Copy out, from the entries below, each line that holds the string "badge".

--- Extracted information Enclosed Below ---

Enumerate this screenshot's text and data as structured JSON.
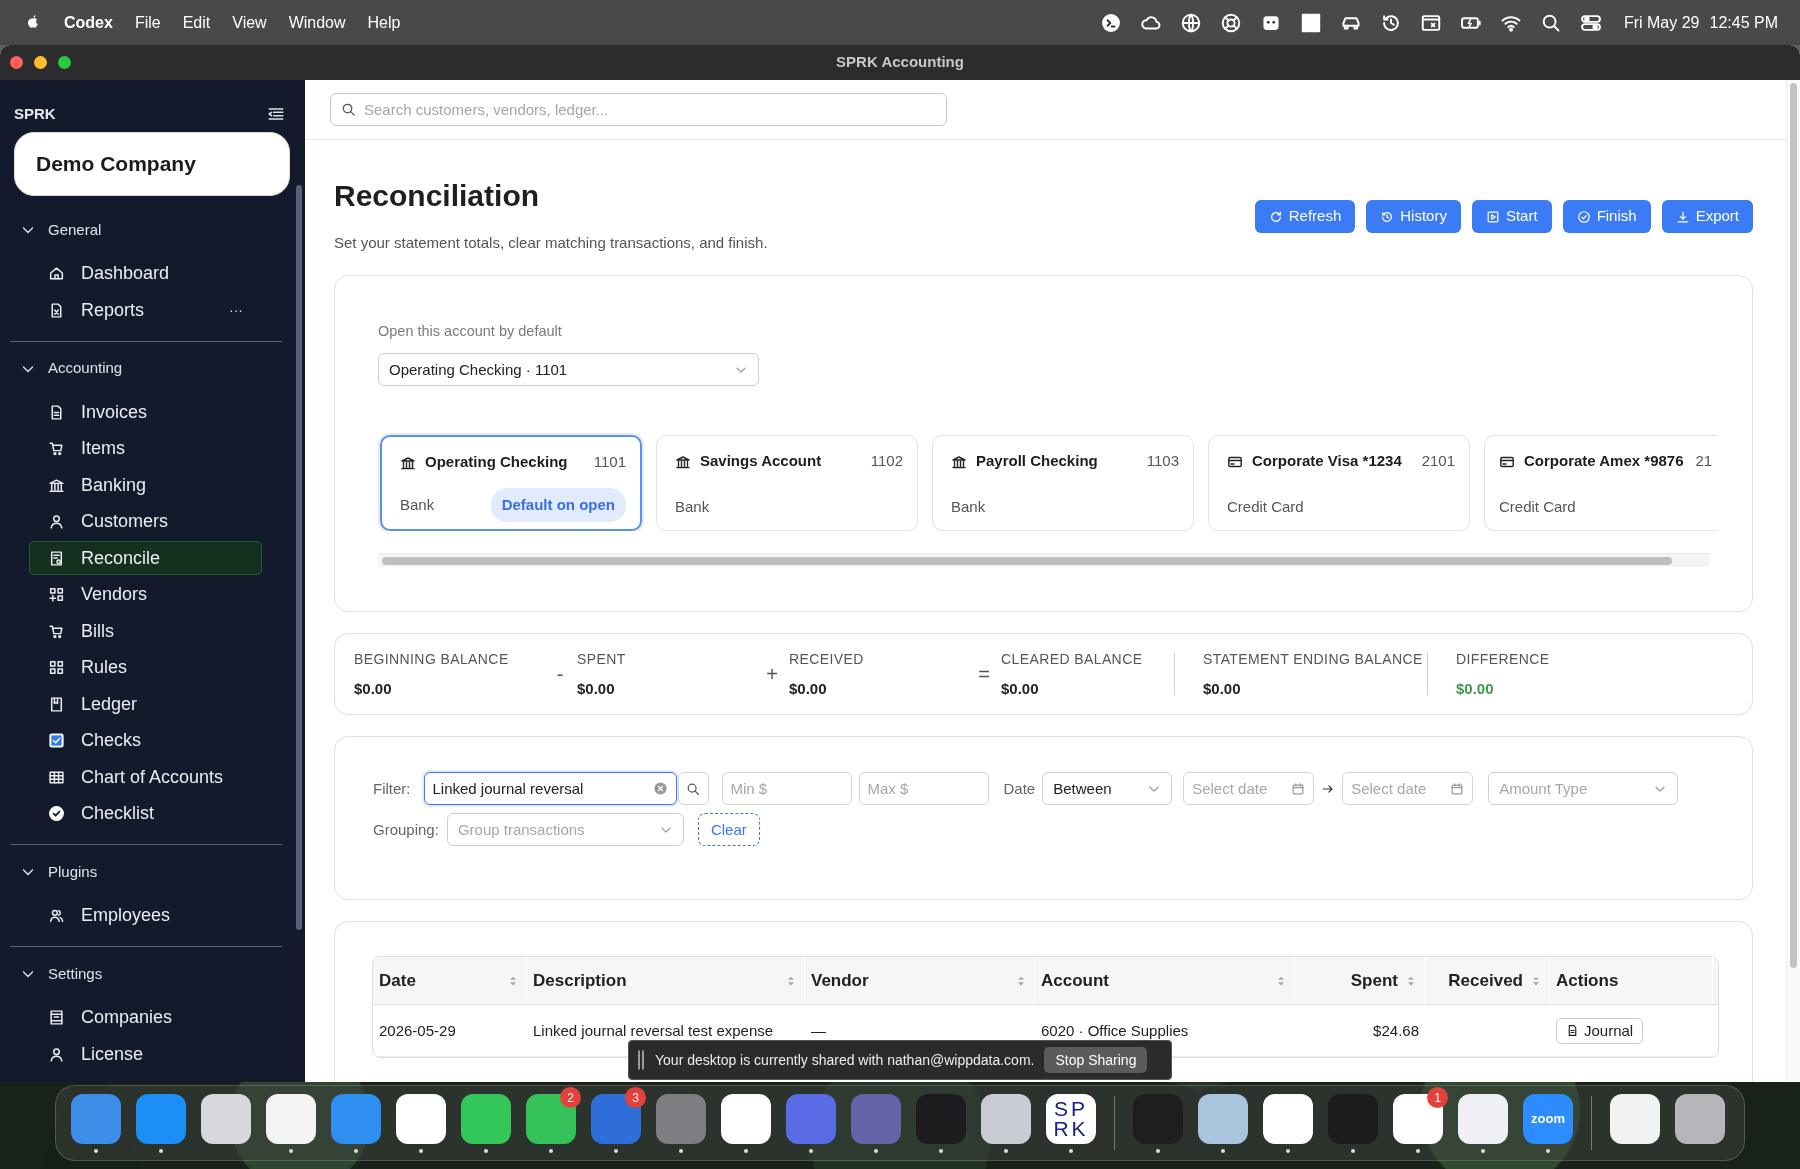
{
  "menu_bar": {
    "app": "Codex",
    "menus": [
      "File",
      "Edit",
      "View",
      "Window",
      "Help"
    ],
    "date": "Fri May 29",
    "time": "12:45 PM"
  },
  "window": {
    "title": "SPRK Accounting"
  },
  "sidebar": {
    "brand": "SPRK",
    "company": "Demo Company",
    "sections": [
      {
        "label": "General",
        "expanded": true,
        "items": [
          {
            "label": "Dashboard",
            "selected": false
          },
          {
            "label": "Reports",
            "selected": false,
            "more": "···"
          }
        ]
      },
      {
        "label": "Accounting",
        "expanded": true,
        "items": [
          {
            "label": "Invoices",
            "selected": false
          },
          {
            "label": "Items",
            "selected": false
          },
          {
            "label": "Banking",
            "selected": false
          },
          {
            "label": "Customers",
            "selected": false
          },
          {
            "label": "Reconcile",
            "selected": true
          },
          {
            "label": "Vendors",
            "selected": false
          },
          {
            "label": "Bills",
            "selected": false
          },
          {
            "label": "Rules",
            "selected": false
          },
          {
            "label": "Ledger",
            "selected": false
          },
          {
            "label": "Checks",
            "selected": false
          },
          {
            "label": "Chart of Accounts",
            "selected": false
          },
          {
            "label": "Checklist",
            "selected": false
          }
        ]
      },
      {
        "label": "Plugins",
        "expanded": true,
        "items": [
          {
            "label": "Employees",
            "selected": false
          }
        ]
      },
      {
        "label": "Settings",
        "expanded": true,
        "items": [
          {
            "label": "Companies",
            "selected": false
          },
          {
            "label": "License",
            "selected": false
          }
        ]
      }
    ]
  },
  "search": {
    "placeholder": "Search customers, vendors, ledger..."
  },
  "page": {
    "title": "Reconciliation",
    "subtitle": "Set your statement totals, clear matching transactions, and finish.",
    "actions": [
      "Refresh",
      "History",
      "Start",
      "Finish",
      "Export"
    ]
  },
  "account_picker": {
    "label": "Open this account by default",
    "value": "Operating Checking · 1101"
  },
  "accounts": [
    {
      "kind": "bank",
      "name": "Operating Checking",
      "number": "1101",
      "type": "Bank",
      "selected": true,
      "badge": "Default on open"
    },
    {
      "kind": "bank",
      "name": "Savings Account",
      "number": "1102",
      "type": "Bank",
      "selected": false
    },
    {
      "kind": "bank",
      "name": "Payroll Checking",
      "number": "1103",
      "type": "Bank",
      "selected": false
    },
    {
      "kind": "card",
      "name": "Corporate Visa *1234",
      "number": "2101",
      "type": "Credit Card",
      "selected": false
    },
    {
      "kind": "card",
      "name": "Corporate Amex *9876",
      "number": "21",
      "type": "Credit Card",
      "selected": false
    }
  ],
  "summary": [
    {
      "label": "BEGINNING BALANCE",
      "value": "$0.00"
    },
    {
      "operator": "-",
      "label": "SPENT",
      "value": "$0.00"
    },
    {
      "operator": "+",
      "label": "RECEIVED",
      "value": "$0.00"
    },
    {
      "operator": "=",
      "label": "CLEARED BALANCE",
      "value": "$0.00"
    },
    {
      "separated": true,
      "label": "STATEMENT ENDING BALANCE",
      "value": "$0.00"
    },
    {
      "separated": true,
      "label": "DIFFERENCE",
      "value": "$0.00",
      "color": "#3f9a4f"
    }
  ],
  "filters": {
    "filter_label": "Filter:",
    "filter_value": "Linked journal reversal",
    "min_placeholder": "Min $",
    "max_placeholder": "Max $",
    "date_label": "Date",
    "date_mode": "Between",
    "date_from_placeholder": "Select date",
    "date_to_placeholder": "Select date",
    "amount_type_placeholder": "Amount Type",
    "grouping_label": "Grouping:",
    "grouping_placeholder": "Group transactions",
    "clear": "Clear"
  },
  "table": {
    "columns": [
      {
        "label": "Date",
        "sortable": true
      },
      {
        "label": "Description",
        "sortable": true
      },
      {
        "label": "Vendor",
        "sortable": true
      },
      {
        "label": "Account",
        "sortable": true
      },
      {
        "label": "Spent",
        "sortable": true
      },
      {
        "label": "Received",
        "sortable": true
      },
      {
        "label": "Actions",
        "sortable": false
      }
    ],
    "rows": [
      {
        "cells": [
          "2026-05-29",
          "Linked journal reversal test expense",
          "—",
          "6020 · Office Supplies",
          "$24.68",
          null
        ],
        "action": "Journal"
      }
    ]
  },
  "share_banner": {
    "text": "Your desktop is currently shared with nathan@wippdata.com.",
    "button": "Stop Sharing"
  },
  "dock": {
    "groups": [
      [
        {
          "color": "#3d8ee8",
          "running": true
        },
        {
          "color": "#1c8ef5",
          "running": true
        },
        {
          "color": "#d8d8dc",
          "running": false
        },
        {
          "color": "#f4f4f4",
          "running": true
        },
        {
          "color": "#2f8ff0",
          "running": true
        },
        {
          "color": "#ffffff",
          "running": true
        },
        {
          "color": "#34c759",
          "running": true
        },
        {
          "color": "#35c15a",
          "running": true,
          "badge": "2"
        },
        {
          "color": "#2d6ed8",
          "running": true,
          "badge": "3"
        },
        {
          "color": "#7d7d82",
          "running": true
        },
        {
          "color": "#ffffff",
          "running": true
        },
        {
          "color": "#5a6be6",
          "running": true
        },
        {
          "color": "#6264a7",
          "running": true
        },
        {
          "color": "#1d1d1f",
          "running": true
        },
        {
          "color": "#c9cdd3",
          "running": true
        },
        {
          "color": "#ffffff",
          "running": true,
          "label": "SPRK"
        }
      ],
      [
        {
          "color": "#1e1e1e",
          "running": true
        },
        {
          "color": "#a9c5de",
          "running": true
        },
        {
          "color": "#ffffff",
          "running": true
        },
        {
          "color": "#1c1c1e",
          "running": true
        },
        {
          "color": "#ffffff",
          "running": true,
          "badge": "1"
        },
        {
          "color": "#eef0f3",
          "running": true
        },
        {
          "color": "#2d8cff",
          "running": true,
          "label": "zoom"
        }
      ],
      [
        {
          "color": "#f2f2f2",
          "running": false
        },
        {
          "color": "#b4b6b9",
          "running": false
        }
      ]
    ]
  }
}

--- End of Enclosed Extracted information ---
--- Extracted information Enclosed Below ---

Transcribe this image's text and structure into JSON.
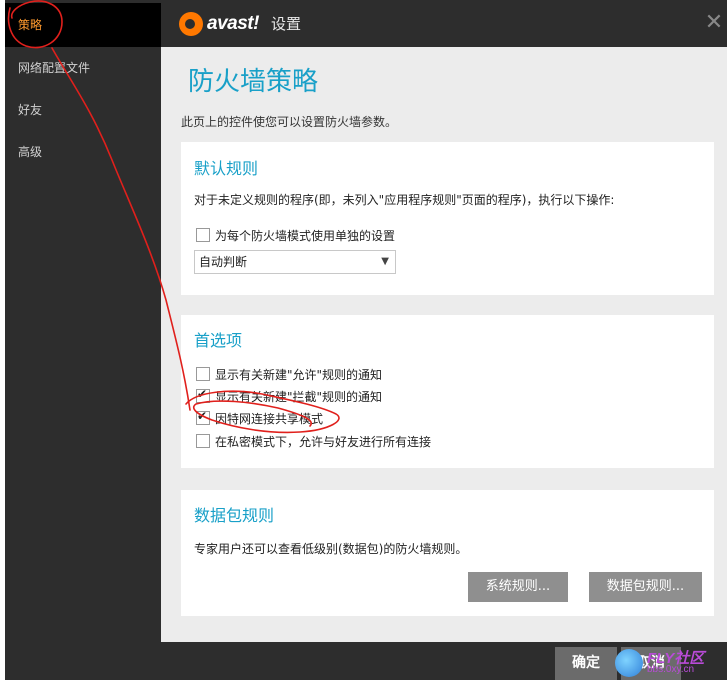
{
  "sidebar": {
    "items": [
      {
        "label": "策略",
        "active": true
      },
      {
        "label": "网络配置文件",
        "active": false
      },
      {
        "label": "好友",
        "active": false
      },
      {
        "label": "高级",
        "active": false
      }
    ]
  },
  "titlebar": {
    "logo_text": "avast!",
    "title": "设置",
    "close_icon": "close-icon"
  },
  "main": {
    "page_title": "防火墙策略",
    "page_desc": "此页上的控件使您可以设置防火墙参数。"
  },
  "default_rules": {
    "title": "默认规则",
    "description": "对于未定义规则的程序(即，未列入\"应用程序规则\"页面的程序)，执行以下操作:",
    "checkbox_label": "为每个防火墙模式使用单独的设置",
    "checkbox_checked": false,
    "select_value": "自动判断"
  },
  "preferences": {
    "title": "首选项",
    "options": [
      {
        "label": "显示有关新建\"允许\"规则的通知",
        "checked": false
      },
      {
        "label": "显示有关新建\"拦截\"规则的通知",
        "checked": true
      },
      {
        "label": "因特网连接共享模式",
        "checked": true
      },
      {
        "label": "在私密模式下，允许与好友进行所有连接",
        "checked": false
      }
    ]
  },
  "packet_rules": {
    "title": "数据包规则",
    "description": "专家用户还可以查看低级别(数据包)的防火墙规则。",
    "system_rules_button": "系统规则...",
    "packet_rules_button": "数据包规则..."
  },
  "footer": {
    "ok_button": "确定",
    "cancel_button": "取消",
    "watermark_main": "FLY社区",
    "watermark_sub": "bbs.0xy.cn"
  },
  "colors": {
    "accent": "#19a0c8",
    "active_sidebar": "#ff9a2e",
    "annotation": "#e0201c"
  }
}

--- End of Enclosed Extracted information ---

- _Exercise result_:
      "badge": "Default on open"
          "badge": "2"
          "badge": "3"
          "badge": "1"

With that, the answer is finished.